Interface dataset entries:

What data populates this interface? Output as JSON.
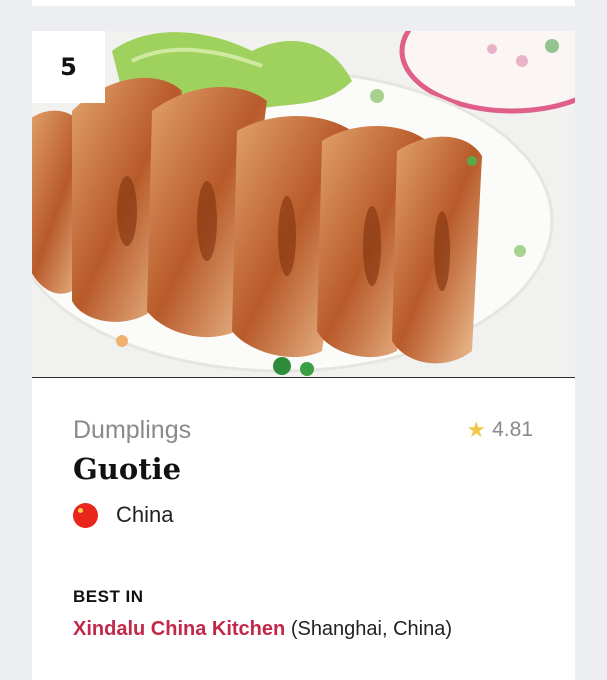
{
  "item": {
    "rank": "5",
    "category": "Dumplings",
    "rating": "4.81",
    "name": "Guotie",
    "country": "China",
    "best_in_label": "BEST IN",
    "restaurant": "Xindalu China Kitchen",
    "location": "(Shanghai, China)"
  },
  "colors": {
    "accent": "#c3284a",
    "star": "#f0c94a",
    "flag": "#e8261b"
  },
  "icons": {
    "rating": "star-icon",
    "country": "china-flag-icon"
  }
}
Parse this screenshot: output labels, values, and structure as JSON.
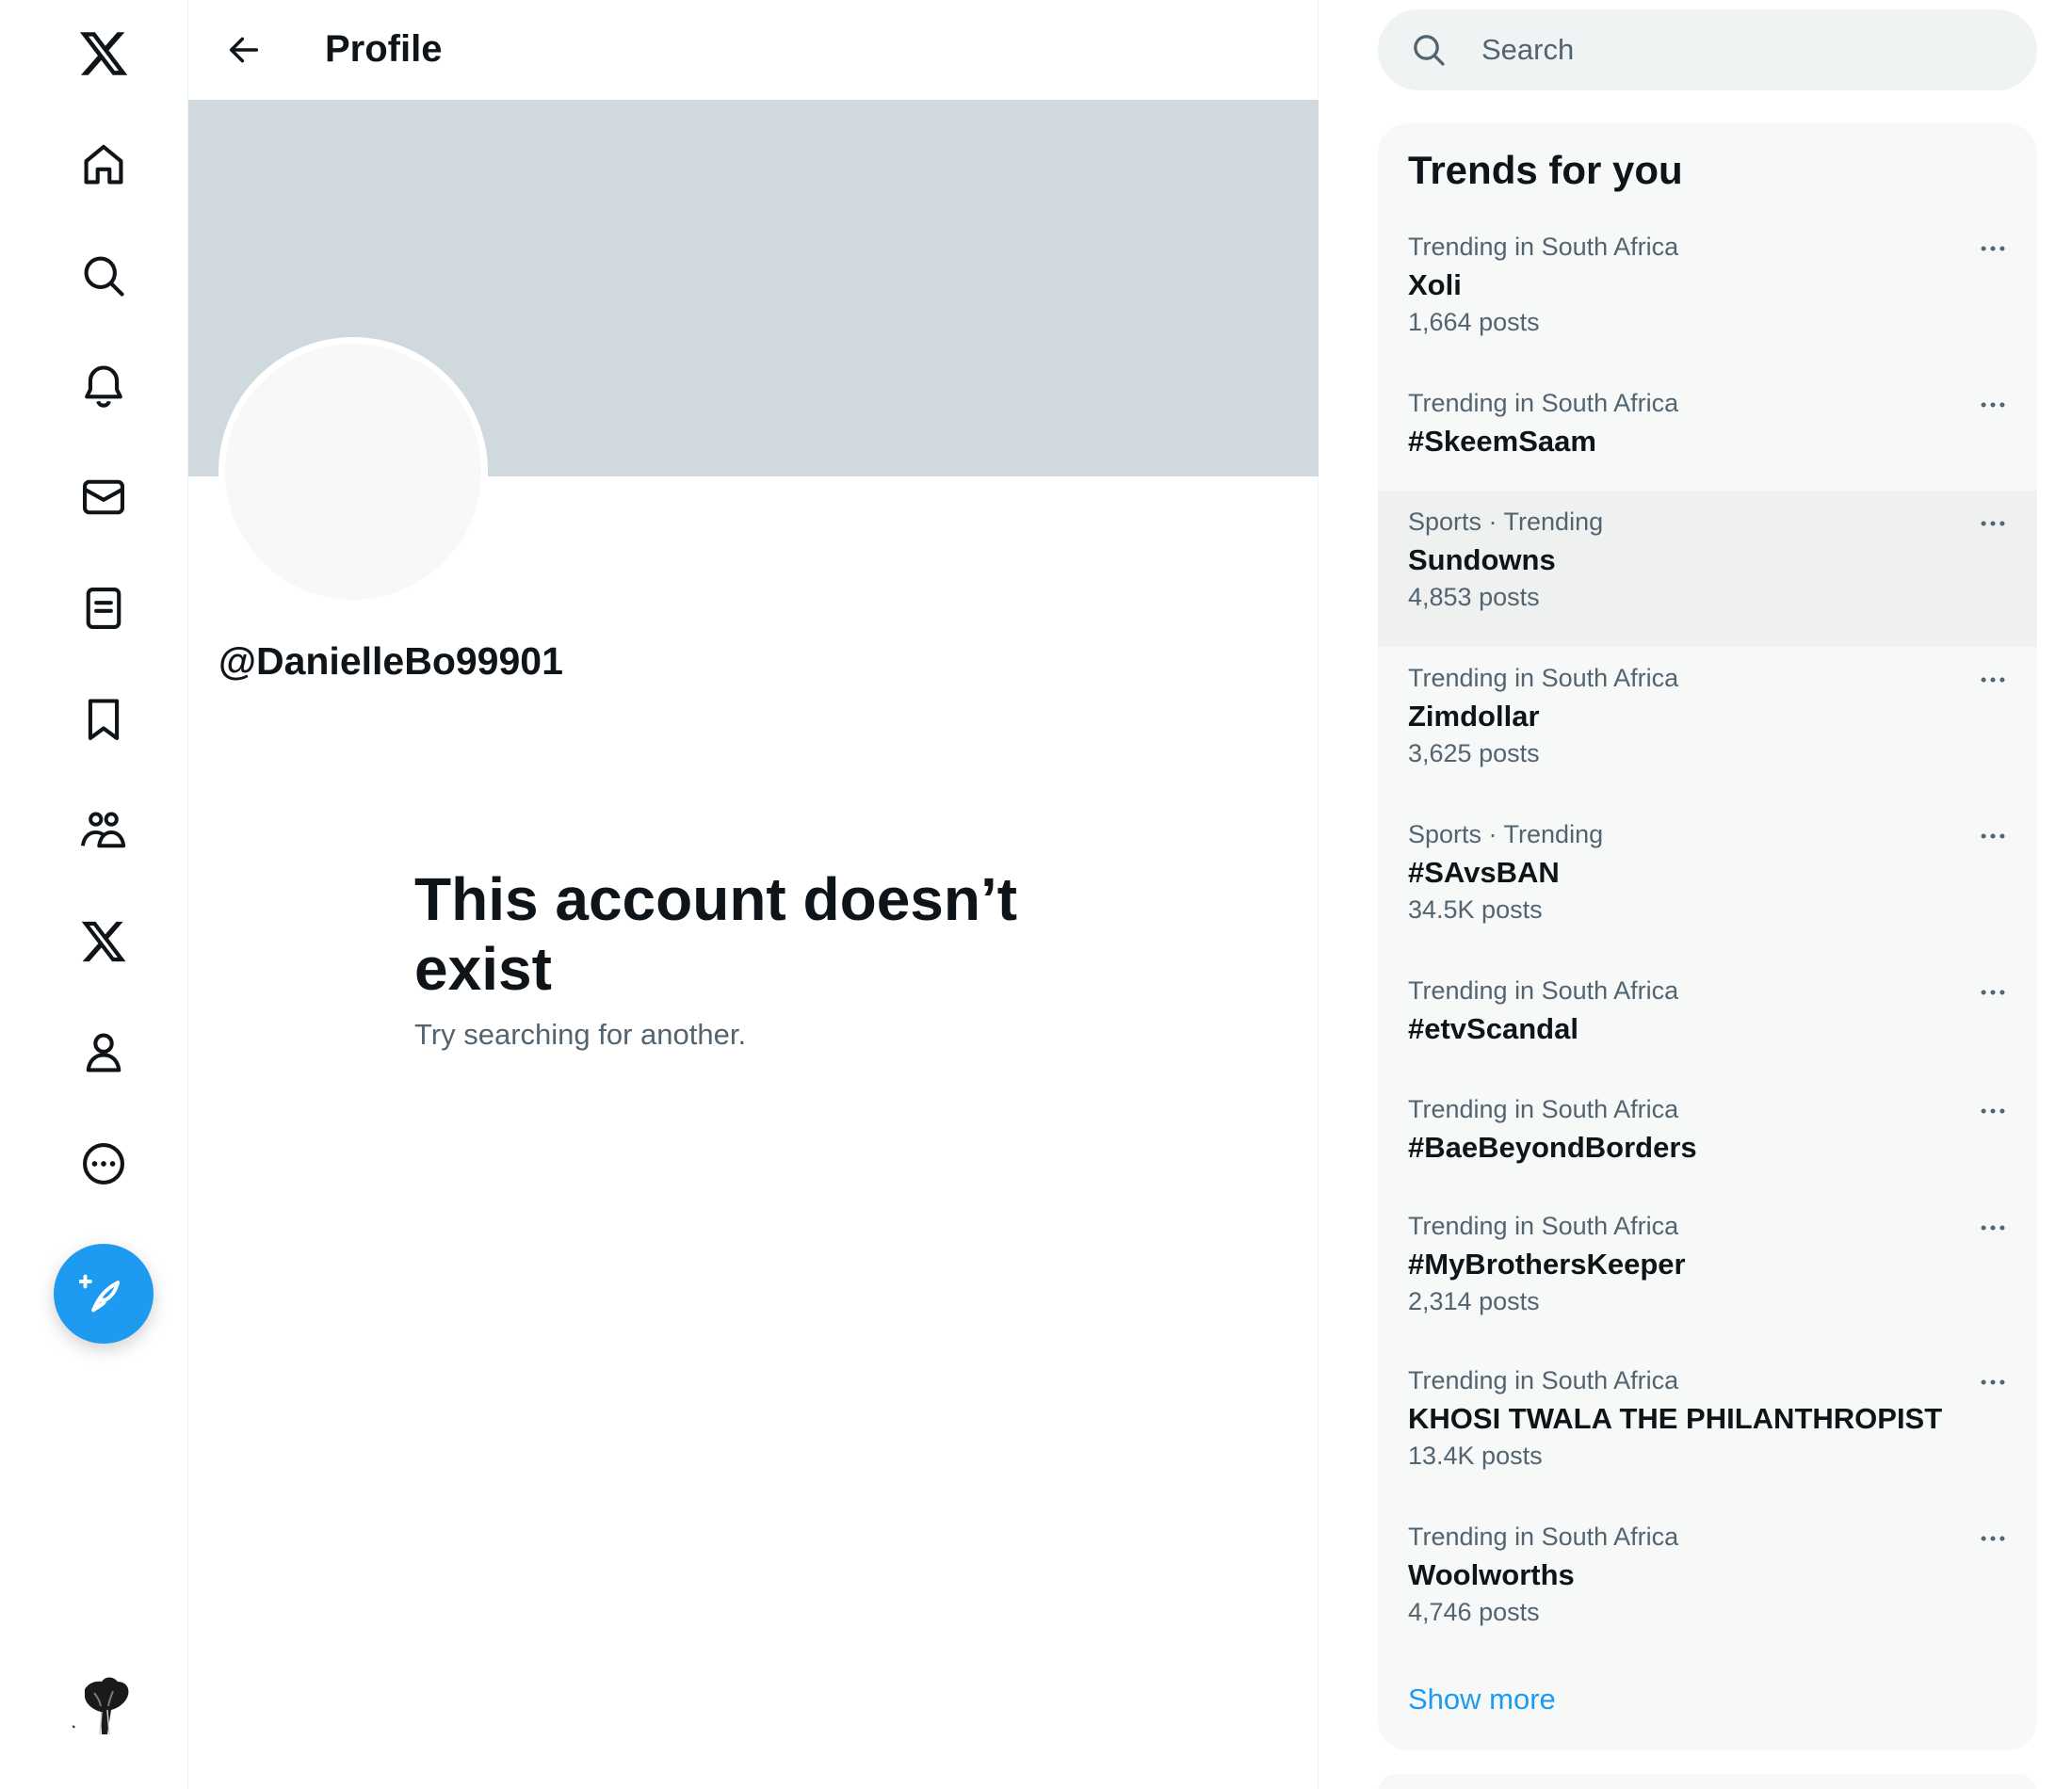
{
  "nav": {
    "items": [
      {
        "icon": "x-logo-icon"
      },
      {
        "icon": "home-icon"
      },
      {
        "icon": "search-icon"
      },
      {
        "icon": "bell-icon"
      },
      {
        "icon": "mail-icon"
      },
      {
        "icon": "lists-icon"
      },
      {
        "icon": "bookmark-icon"
      },
      {
        "icon": "communities-icon"
      },
      {
        "icon": "x-premium-icon"
      },
      {
        "icon": "profile-icon"
      },
      {
        "icon": "more-circle-icon"
      }
    ],
    "compose_icon": "feather-plus-icon",
    "compose_color": "#1d9bf0"
  },
  "header": {
    "title": "Profile",
    "back_icon": "arrow-left-icon"
  },
  "profile": {
    "handle": "@DanielleBo99901",
    "banner_color": "#cfd9de"
  },
  "empty_state": {
    "title": "This account doesn’t exist",
    "subtitle": "Try searching for another."
  },
  "search": {
    "placeholder": "Search",
    "icon": "search-icon"
  },
  "trends": {
    "title": "Trends for you",
    "items": [
      {
        "context": "Trending in South Africa",
        "name": "Xoli",
        "posts": "1,664 posts"
      },
      {
        "context": "Trending in South Africa",
        "name": "#SkeemSaam",
        "posts": ""
      },
      {
        "context": "Sports · Trending",
        "name": "Sundowns",
        "posts": "4,853 posts"
      },
      {
        "context": "Trending in South Africa",
        "name": "Zimdollar",
        "posts": "3,625 posts"
      },
      {
        "context": "Sports · Trending",
        "name": "#SAvsBAN",
        "posts": "34.5K posts"
      },
      {
        "context": "Trending in South Africa",
        "name": "#etvScandal",
        "posts": ""
      },
      {
        "context": "Trending in South Africa",
        "name": "#BaeBeyondBorders",
        "posts": ""
      },
      {
        "context": "Trending in South Africa",
        "name": "#MyBrothersKeeper",
        "posts": "2,314 posts"
      },
      {
        "context": "Trending in South Africa",
        "name": "KHOSI TWALA THE PHILANTHROPIST",
        "posts": "13.4K posts"
      },
      {
        "context": "Trending in South Africa",
        "name": "Woolworths",
        "posts": "4,746 posts"
      }
    ],
    "show_more": "Show more",
    "accent_color": "#1d9bf0"
  }
}
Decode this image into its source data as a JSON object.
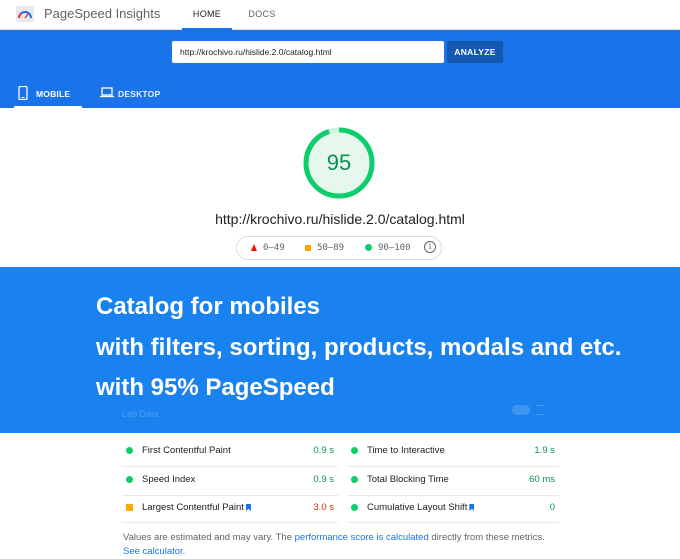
{
  "nav": {
    "brand": "PageSpeed Insights",
    "tabs": [
      "HOME",
      "DOCS"
    ]
  },
  "url_form": {
    "value": "http://krochivo.ru/hislide.2.0/catalog.html",
    "analyze_label": "ANALYZE"
  },
  "device_tabs": [
    {
      "label": "MOBILE",
      "icon": "phone-icon",
      "selected": true
    },
    {
      "label": "DESKTOP",
      "icon": "laptop-icon",
      "selected": false
    }
  ],
  "score": {
    "value": "95",
    "fraction": 0.95,
    "tested_url": "http://krochivo.ru/hislide.2.0/catalog.html",
    "legend": [
      "0–49",
      "50–89",
      "90–100"
    ]
  },
  "banner": {
    "lines": [
      "Catalog for mobiles",
      "with filters, sorting, products, modals and etc.",
      "with 95% PageSpeed"
    ],
    "ghost_label": "Lab Data"
  },
  "metrics": [
    {
      "name": "First Contentful Paint",
      "value": "0.9 s",
      "status": "pass"
    },
    {
      "name": "Time to Interactive",
      "value": "1.9 s",
      "status": "pass"
    },
    {
      "name": "Speed Index",
      "value": "0.9 s",
      "status": "pass"
    },
    {
      "name": "Total Blocking Time",
      "value": "60 ms",
      "status": "pass"
    },
    {
      "name": "Largest Contentful Paint",
      "value": "3.0 s",
      "status": "average"
    },
    {
      "name": "Cumulative Layout Shift",
      "value": "0",
      "status": "pass"
    }
  ],
  "footnote": {
    "text1": "Values are estimated and may vary. The ",
    "link1": "performance score is calculated",
    "text2": " directly from these metrics. ",
    "link2": "See calculator."
  },
  "colors": {
    "accent": "#1a73e8",
    "pass": "#0cce6b",
    "average": "#ffa400",
    "fail": "#eb0f00"
  }
}
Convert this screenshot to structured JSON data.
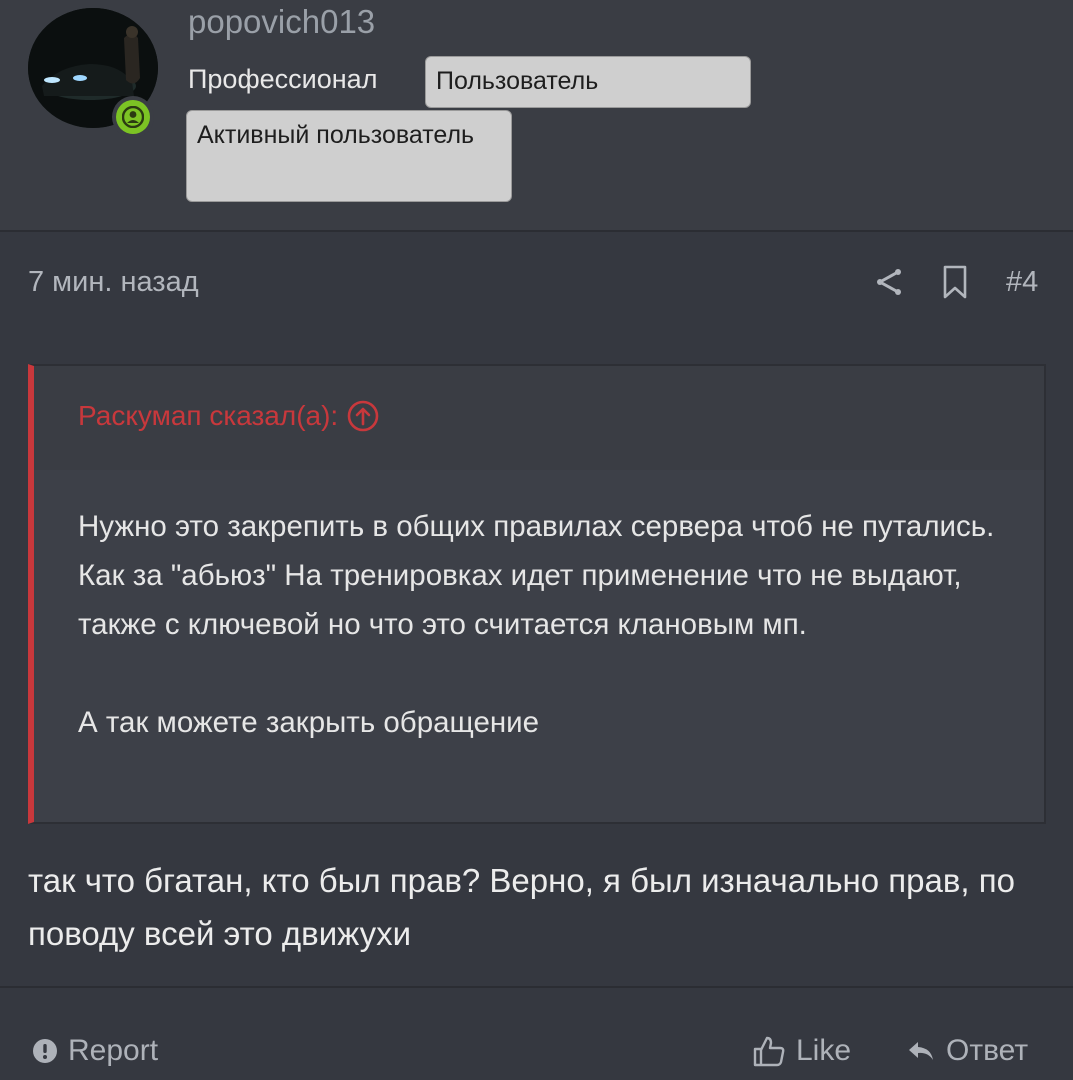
{
  "user": {
    "username": "popovich013",
    "rank": "Профессионал",
    "badges": [
      "Пользователь",
      "Активный пользователь"
    ],
    "online": true
  },
  "post": {
    "timestamp": "7 мин. назад",
    "post_number": "#4",
    "quote": {
      "author_line": "Раскумап сказал(а):",
      "paragraph_1": "Нужно это закрепить в общих правилах сервера чтоб не путались. Как за \"абьюз\" На тренировках идет применение что не выдают, также с ключевой но что это считается клановым мп.",
      "paragraph_2": "А так можете закрыть обращение"
    },
    "body": "так что бгатан, кто был прав? Верно, я был изначально прав, по поводу всей это движухи"
  },
  "actions": {
    "report_label": "Report",
    "like_label": "Like",
    "reply_label": "Ответ"
  },
  "icons": {
    "online": "user-online-icon",
    "share": "share-icon",
    "bookmark": "bookmark-icon",
    "quote_jump": "arrow-up-circle-icon",
    "report": "alert-circle-icon",
    "like": "thumbs-up-icon",
    "reply": "reply-arrow-icon"
  },
  "colors": {
    "background": "#353840",
    "quote_accent": "#c8383c",
    "online_green": "#7cc324",
    "badge_bg": "#cfcfcf"
  }
}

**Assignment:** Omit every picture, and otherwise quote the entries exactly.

**Task solution:**
What data populates this interface? Output as JSON.
{
  "item": {
    "rank": "5",
    "category": "Dumplings",
    "rating": "4.81",
    "name": "Guotie",
    "country": "China",
    "best_in_label": "BEST IN",
    "restaurant": "Xindalu China Kitchen",
    "location": "(Shanghai, China)"
  },
  "colors": {
    "accent": "#c3284a",
    "star": "#f0c94a",
    "flag": "#e8261b"
  },
  "icons": {
    "rating": "star-icon",
    "country": "china-flag-icon"
  }
}
Parse this screenshot: output labels, values, and structure as JSON.
{
  "nav": {
    "items": [
      {
        "icon": "x-logo-icon"
      },
      {
        "icon": "home-icon"
      },
      {
        "icon": "search-icon"
      },
      {
        "icon": "bell-icon"
      },
      {
        "icon": "mail-icon"
      },
      {
        "icon": "lists-icon"
      },
      {
        "icon": "bookmark-icon"
      },
      {
        "icon": "communities-icon"
      },
      {
        "icon": "x-premium-icon"
      },
      {
        "icon": "profile-icon"
      },
      {
        "icon": "more-circle-icon"
      }
    ],
    "compose_icon": "feather-plus-icon",
    "compose_color": "#1d9bf0"
  },
  "header": {
    "title": "Profile",
    "back_icon": "arrow-left-icon"
  },
  "profile": {
    "handle": "@DanielleBo99901",
    "banner_color": "#cfd9de"
  },
  "empty_state": {
    "title": "This account doesn’t exist",
    "subtitle": "Try searching for another."
  },
  "search": {
    "placeholder": "Search",
    "icon": "search-icon"
  },
  "trends": {
    "title": "Trends for you",
    "items": [
      {
        "context": "Trending in South Africa",
        "name": "Xoli",
        "posts": "1,664 posts"
      },
      {
        "context": "Trending in South Africa",
        "name": "#SkeemSaam",
        "posts": ""
      },
      {
        "context": "Sports · Trending",
        "name": "Sundowns",
        "posts": "4,853 posts"
      },
      {
        "context": "Trending in South Africa",
        "name": "Zimdollar",
        "posts": "3,625 posts"
      },
      {
        "context": "Sports · Trending",
        "name": "#SAvsBAN",
        "posts": "34.5K posts"
      },
      {
        "context": "Trending in South Africa",
        "name": "#etvScandal",
        "posts": ""
      },
      {
        "context": "Trending in South Africa",
        "name": "#BaeBeyondBorders",
        "posts": ""
      },
      {
        "context": "Trending in South Africa",
        "name": "#MyBrothersKeeper",
        "posts": "2,314 posts"
      },
      {
        "context": "Trending in South Africa",
        "name": "KHOSI TWALA THE PHILANTHROPIST",
        "posts": "13.4K posts"
      },
      {
        "context": "Trending in South Africa",
        "name": "Woolworths",
        "posts": "4,746 posts"
      }
    ],
    "show_more": "Show more",
    "accent_color": "#1d9bf0"
  }
}
Decode this image into its source data as a JSON object.
{
  "nav": {
    "brand": "PageSpeed Insights",
    "tabs": [
      "HOME",
      "DOCS"
    ]
  },
  "url_form": {
    "value": "http://krochivo.ru/hislide.2.0/catalog.html",
    "analyze_label": "ANALYZE"
  },
  "device_tabs": [
    {
      "label": "MOBILE",
      "icon": "phone-icon",
      "selected": true
    },
    {
      "label": "DESKTOP",
      "icon": "laptop-icon",
      "selected": false
    }
  ],
  "score": {
    "value": "95",
    "fraction": 0.95,
    "tested_url": "http://krochivo.ru/hislide.2.0/catalog.html",
    "legend": [
      "0–49",
      "50–89",
      "90–100"
    ]
  },
  "banner": {
    "lines": [
      "Catalog for mobiles",
      "with filters, sorting, products, modals and etc.",
      "with 95% PageSpeed"
    ],
    "ghost_label": "Lab Data"
  },
  "metrics": [
    {
      "name": "First Contentful Paint",
      "value": "0.9 s",
      "status": "pass"
    },
    {
      "name": "Time to Interactive",
      "value": "1.9 s",
      "status": "pass"
    },
    {
      "name": "Speed Index",
      "value": "0.9 s",
      "status": "pass"
    },
    {
      "name": "Total Blocking Time",
      "value": "60 ms",
      "status": "pass"
    },
    {
      "name": "Largest Contentful Paint",
      "value": "3.0 s",
      "status": "average"
    },
    {
      "name": "Cumulative Layout Shift",
      "value": "0",
      "status": "pass"
    }
  ],
  "footnote": {
    "text1": "Values are estimated and may vary. The ",
    "link1": "performance score is calculated",
    "text2": " directly from these metrics. ",
    "link2": "See calculator."
  },
  "colors": {
    "accent": "#1a73e8",
    "pass": "#0cce6b",
    "average": "#ffa400",
    "fail": "#eb0f00"
  }
}
Convert this screenshot to structured JSON data.
{
  "user": {
    "username": "popovich013",
    "rank": "Профессионал",
    "badges": [
      "Пользователь",
      "Активный пользователь"
    ],
    "online": true
  },
  "post": {
    "timestamp": "7 мин. назад",
    "post_number": "#4",
    "quote": {
      "author_line": "Раскумап сказал(а):",
      "paragraph_1": "Нужно это закрепить в общих правилах сервера чтоб не путались. Как за \"абьюз\" На тренировках идет применение что не выдают, также с ключевой но что это считается клановым мп.",
      "paragraph_2": "А так можете закрыть обращение"
    },
    "body": "так что бгатан, кто был прав? Верно, я был изначально прав, по поводу всей это движухи"
  },
  "actions": {
    "report_label": "Report",
    "like_label": "Like",
    "reply_label": "Ответ"
  },
  "icons": {
    "online": "user-online-icon",
    "share": "share-icon",
    "bookmark": "bookmark-icon",
    "quote_jump": "arrow-up-circle-icon",
    "report": "alert-circle-icon",
    "like": "thumbs-up-icon",
    "reply": "reply-arrow-icon"
  },
  "colors": {
    "background": "#353840",
    "quote_accent": "#c8383c",
    "online_green": "#7cc324",
    "badge_bg": "#cfcfcf"
  }
}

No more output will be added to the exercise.